We feel that the educational environment of Emory's radiology residency is second to none.  Educational opportunities abound and take several forms:

Daily Read-out

With celebrated clinical faculty who love to teach in every recognized subspecialty, the day-to-day read-outs and "at the PACS" one-on-one teaching form the dominant thread in our educational fabric. Dedicating a rotation to one subspecialty or super-subspecialty and working with expert faculty afford an unparalleled opportunity for learning and practicing all areas of radiology. The breadth and diversity of pathology we see are a direct result of our world-class teaching hospitals (Clinical sites). The extent of our Department, our strong case mix and case volume mean plenty of examinations and procedures to go around.

Our curriculum

We developed our current curriculum with recent changes to the ABR exam timing and RRC/ACGME program requirements in mind. Our residents rotate through all facets of radiology within the first 3 years. Super-subspecialty rotations for our residents include interventional neuroradiology, head and neck imaging, and body MRI. Elective and non-VIR procedure rotations are available as well. Our R4 year is currently comprised of approximately 9 months of dedicated elective time.

Conferences

Protected conference time for our residents is another key component of the stellar education our Department offers.

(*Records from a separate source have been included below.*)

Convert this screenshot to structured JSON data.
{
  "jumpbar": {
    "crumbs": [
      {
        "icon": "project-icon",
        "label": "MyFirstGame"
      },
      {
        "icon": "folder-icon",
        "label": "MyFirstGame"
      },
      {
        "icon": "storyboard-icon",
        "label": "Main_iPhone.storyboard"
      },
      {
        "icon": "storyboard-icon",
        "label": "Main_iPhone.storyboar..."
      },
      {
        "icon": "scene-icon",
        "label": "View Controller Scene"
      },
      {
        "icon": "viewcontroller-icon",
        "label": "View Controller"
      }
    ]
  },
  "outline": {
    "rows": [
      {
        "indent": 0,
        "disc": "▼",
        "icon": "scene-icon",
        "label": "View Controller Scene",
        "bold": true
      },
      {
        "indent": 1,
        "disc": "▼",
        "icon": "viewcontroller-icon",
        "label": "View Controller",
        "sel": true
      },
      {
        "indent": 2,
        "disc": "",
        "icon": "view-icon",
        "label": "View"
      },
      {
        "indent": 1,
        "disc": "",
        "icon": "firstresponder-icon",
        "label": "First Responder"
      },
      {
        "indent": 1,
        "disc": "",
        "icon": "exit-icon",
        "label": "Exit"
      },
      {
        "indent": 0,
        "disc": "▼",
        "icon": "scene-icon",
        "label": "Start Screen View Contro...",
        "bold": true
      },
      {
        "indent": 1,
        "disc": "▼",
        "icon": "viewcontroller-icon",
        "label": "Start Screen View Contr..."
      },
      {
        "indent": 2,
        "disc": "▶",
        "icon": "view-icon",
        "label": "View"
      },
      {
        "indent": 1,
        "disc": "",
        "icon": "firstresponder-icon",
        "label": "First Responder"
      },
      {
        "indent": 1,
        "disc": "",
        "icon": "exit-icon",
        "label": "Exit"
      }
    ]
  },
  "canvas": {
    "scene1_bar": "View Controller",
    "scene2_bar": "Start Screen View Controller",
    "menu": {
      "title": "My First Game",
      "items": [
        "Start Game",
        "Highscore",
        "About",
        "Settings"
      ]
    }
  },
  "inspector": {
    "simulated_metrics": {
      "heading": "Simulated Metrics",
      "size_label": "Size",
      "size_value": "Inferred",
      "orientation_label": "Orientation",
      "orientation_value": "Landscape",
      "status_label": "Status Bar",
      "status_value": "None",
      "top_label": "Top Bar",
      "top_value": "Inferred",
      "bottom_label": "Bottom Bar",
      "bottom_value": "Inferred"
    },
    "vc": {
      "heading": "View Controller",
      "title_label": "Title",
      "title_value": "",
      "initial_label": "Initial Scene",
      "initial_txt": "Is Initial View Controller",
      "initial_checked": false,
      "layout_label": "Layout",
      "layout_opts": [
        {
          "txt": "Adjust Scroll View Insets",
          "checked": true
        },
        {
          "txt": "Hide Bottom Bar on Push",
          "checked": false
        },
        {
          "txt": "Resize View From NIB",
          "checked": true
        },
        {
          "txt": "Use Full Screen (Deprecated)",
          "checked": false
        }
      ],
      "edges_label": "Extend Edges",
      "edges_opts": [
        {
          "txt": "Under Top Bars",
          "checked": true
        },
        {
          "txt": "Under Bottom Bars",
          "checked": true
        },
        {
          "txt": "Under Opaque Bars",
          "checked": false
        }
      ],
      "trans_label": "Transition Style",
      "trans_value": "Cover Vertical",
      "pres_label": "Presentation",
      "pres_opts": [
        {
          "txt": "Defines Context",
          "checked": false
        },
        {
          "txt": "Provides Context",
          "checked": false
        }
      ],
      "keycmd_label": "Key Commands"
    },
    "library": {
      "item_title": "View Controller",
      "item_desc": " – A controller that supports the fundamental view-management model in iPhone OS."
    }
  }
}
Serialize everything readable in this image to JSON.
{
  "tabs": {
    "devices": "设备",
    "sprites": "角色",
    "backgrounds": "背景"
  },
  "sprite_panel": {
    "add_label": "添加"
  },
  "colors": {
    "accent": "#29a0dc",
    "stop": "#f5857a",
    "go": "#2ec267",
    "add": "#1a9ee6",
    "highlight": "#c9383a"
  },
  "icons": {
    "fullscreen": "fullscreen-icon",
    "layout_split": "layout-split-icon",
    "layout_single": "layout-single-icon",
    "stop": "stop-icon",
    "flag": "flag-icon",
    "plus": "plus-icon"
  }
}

To ensure that every topic is well-covered, a structured curriculum of didactic and case conference lectures comprises the bulk of the daily noon conferences; journal clubs, call-preparation seminars, and informal topic-centered discussions (our monthly "Lunch with Chair") make up the rest. A separate curriculum of physics lectures is also given. We recently implemented an audience response system as well. Most Wednesday mornings, our Department holds Grand Rounds, with special lectures from our own faculty and experts from across the world. Weekly divisional conferences specific to certain subspecialty rotations and various interdisciplinary conferences round out our conference experience. Our residents have ample opportunity to be involved in teaching of medical students, other residents and other healthcare providers.

Research

Whether through our research track or not, the size and breadth of our clinical department and translational/basic science labs allow numerous opportunities for interested residents to pursue research projects. Our residents have been involved in various scholarly endeavors, ranging from clinical and basic science research to quality and safety projects. Scholarly activities are strongly encouraged.

National Radiology Meetings

Our residency leadership strongly advocates resident involvement in the greater radiology community. Resident scholarship is avidly promoted; our Department currently provides funding for residents to present at national radiology meetings. Our department typically has a strong showing at major national radiology meetings, including RSNA, AUR, ACR, ARRS, ASER, ASNR, and others.

Call

Yes, call IS educational! Most residents we know would agree that taking call allows them to synthesize and apply their radiology education while building the skills of speed and confidence through independence (though, of course, there is always backup available from upper-level residents, fellows, and attendings). Radiology call at Emory includes a combination of night-float and traditional call.

Library

Reading is a fundamental part of radiology education. A broad selection of textbooks, review books, journals, video/multimedia collections, and other resources is available at the main departmental library, subspecialty libraries, and site-specific libraries. Our residents currently have access to multiple teaching files, our intradepartmental website, and resources of the libraries of Emory University. A yearly professional development fund covers the purchase of radiology books and other educational tools.

The American Institute of Radiologic Pathology

Our residents are currently offered the opportunity to attend the four-week course in radiology-pathology correlation offered by the AIRP (formerly known as the AFIP).